EXERCISE:
Your answer should be the lines of the material that include the word "JSON".
──────────────────────────────
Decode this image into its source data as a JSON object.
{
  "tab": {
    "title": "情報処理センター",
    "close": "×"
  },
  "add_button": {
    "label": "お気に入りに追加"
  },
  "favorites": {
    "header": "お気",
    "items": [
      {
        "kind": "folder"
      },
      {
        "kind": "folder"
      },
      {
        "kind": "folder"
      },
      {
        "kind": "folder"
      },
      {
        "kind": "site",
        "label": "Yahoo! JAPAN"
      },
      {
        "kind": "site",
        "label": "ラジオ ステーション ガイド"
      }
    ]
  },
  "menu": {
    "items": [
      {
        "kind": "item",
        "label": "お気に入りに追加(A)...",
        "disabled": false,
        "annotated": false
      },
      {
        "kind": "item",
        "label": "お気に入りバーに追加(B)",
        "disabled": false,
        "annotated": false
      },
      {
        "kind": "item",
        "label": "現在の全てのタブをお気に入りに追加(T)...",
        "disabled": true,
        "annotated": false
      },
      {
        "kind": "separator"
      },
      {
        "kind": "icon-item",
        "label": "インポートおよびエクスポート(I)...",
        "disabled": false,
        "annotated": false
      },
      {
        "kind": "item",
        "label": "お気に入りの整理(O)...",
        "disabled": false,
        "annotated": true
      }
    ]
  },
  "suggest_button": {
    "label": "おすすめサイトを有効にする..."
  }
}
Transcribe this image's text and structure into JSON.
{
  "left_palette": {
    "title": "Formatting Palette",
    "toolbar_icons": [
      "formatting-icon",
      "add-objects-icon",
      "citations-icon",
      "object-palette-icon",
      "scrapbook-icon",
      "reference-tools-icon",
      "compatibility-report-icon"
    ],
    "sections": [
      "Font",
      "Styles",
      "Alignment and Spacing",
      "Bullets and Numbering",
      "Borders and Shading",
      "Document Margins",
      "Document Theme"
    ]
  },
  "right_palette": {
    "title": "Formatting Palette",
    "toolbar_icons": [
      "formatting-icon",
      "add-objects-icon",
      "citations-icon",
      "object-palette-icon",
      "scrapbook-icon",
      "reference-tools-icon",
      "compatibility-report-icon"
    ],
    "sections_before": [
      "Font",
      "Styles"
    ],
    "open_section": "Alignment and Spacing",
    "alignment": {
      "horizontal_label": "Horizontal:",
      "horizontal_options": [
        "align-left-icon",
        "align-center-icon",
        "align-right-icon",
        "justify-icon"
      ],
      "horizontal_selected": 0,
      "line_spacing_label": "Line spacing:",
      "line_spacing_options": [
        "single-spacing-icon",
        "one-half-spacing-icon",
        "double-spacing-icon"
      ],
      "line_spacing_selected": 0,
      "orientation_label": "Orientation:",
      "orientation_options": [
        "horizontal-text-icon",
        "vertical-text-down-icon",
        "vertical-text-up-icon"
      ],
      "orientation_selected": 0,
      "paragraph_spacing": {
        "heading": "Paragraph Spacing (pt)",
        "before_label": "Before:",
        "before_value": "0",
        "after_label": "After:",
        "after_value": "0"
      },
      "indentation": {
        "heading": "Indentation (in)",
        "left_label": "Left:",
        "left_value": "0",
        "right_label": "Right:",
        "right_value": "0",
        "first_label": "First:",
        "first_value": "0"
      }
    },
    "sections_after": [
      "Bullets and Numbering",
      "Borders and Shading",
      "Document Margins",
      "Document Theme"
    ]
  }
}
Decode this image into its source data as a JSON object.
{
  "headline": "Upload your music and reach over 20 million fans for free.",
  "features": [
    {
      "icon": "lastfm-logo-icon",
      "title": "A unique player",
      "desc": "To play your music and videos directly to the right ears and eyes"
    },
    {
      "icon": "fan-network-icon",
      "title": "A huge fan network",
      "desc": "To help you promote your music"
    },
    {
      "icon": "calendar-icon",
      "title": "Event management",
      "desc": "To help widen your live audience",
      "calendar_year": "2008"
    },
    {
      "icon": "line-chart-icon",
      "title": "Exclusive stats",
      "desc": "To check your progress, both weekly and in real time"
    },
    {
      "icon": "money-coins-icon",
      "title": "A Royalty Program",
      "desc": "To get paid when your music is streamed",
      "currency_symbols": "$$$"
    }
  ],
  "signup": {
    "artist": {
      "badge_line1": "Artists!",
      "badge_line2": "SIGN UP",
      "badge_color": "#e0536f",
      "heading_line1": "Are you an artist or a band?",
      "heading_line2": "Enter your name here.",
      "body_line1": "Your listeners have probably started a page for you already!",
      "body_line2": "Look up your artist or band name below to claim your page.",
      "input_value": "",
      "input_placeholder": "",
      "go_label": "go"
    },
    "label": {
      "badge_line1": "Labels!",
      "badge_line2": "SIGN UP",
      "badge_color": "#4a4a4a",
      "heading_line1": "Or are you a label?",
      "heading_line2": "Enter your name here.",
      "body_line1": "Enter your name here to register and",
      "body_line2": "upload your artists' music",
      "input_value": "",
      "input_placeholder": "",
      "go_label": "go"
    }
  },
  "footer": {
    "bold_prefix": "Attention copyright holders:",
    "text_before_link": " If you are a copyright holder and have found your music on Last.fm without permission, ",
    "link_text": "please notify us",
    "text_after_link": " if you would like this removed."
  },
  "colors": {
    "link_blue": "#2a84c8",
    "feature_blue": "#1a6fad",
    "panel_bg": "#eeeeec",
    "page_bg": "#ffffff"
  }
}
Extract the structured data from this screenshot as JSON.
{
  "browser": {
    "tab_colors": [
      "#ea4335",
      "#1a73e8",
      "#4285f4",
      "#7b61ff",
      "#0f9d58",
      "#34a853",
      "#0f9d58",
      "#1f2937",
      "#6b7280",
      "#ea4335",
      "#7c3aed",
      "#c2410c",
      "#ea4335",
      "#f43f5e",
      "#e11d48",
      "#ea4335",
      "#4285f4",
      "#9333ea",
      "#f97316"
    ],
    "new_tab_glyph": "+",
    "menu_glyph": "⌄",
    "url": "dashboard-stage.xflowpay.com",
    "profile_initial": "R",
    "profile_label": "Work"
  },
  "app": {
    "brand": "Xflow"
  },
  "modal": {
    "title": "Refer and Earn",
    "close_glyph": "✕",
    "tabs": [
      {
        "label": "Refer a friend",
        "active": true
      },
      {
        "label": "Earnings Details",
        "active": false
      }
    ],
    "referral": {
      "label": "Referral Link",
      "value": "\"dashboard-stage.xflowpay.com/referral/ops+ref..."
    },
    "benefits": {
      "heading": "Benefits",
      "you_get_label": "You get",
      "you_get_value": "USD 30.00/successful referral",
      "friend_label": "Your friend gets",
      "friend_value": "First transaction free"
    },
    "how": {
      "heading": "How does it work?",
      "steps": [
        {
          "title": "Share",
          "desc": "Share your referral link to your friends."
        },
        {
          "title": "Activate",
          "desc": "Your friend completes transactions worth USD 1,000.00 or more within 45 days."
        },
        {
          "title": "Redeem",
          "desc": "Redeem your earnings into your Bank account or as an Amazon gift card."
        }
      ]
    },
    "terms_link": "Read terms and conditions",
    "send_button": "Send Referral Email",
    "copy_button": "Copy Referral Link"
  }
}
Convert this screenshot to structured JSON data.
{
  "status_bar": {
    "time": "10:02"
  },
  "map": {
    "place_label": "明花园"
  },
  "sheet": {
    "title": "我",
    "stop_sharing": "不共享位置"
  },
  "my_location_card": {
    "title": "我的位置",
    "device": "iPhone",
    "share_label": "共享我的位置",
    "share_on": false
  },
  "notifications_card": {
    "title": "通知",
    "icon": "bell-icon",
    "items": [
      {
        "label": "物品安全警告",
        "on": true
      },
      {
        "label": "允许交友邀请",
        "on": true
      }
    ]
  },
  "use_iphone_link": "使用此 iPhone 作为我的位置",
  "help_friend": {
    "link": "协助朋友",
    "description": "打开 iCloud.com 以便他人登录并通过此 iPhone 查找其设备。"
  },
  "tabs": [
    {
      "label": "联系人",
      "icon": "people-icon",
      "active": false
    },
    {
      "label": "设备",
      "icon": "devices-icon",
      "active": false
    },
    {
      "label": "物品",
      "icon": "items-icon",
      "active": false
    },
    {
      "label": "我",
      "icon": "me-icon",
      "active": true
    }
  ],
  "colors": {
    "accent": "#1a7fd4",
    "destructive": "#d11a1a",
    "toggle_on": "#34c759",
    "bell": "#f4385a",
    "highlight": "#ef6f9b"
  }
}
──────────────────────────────
TASK RESPONSE:
Decode this image into its source data as a JSON object.
Transcribe this image's text and structure into JSON.
Decode this image into its source data as a JSON object.
Extract the structured data from this screenshot as JSON.
Convert this screenshot to structured JSON data.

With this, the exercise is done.